13 was intended to be the third mission to carry humans to the surface
of the Moon, but an explosion of one of the oxygen tanks and resulting
damage to other systems resulted in the mission being aborted before
the planned lunar landing could take place.
13 was launched on a Saturn V on 11 April 1970 from pad 39A at Kennedy
Space Center. During second stage boost the center engine of the
S-II stage cut off 132 seconds early, causing the remaining four
engines to burn 34 seconds longer than normal.
broadcast was made from Apollo 13 from 02:24 UT to 02:59 UT on 14
April and a few minutes later, at 03:06:18 UT Jack Swigert turned
the fans on to stir oxygen tanks 1 and 2 in the service module.
The Accident Review Board concluded that wires which had been damaged
during pre-flight testing in oxygen tank no. 2 shorted and the teflon
insulation caught fire.

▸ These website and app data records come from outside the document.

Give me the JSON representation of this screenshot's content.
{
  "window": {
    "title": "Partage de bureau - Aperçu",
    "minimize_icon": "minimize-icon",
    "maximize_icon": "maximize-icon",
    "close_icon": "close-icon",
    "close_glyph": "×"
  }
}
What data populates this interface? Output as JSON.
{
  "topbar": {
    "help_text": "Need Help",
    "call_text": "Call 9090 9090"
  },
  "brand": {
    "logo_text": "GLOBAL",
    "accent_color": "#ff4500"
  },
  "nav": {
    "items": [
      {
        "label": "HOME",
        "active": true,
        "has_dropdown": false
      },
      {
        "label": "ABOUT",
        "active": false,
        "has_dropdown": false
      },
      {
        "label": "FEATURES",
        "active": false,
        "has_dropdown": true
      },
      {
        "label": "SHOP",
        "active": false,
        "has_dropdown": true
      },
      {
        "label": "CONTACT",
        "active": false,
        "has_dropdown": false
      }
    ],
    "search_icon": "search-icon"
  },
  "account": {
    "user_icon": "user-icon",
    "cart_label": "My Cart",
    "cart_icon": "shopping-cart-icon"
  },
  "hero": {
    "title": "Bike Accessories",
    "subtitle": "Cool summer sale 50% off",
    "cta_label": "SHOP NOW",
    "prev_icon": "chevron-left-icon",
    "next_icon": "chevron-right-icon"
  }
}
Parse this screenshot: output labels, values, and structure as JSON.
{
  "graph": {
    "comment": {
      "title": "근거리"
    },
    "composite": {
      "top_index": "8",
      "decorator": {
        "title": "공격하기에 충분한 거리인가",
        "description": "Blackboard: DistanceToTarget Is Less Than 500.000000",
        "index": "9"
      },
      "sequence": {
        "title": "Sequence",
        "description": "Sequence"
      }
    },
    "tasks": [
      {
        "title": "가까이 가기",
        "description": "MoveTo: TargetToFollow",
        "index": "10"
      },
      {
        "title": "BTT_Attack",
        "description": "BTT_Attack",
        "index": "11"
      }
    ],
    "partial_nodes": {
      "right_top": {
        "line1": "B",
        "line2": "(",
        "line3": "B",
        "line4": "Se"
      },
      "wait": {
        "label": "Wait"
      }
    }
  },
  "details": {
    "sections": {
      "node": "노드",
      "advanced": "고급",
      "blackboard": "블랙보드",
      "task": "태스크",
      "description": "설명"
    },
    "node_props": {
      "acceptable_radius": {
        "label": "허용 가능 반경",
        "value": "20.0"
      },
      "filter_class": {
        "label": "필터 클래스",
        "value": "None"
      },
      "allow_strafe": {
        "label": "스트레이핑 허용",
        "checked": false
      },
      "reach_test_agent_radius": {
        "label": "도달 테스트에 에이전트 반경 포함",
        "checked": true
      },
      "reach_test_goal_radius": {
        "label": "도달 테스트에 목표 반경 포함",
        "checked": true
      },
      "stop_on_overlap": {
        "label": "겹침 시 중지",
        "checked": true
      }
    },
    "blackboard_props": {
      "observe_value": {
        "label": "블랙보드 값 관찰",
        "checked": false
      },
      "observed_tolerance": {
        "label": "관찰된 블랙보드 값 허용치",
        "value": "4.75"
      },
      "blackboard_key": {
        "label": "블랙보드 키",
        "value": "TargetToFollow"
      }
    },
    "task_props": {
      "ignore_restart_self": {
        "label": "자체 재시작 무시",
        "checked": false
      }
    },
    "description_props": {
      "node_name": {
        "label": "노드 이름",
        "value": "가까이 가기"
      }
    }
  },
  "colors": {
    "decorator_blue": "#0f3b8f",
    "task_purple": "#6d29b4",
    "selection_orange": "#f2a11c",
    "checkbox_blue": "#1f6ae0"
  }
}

The fire spread within the tank, raising
the pressure until at 3:07:53 UT on 14 April (10:07:53 EST 13 April;
55:54:53 mission elapsed time) oxygen tank no. 2 exploded, damaging
oxygen tank no. 1 and the interior of the service module and blowing
off the bay no. 4 cover.
the oxygen stores depleted, the command module was unusable, the
mission had to be aborted, and the crew transferred to the lunar
module and powered down the command module.
conserve power and other consumables the lunar module was powered
down except for environmental control, communications, and telemetry,
and passive thermal control was established.
service module, which had been kept attached to the command module
to protect the heat shield, was jettisoned and the crew took photographs
of the damage. The command module was powered up and lunar module
was jettisoned. Any parts of the lunar module which survived atmospheric
re-entry, including the SNAP-27 generator, planned to power the
ALSEP apparatus on the lunar surface and containing 3.9 kg of plutonium,
fell into the Pacific Ocean northeast of New Zealand. Apollo 13
splashed down in the Pacific Ocean on 17 April 1970 at 18:07:41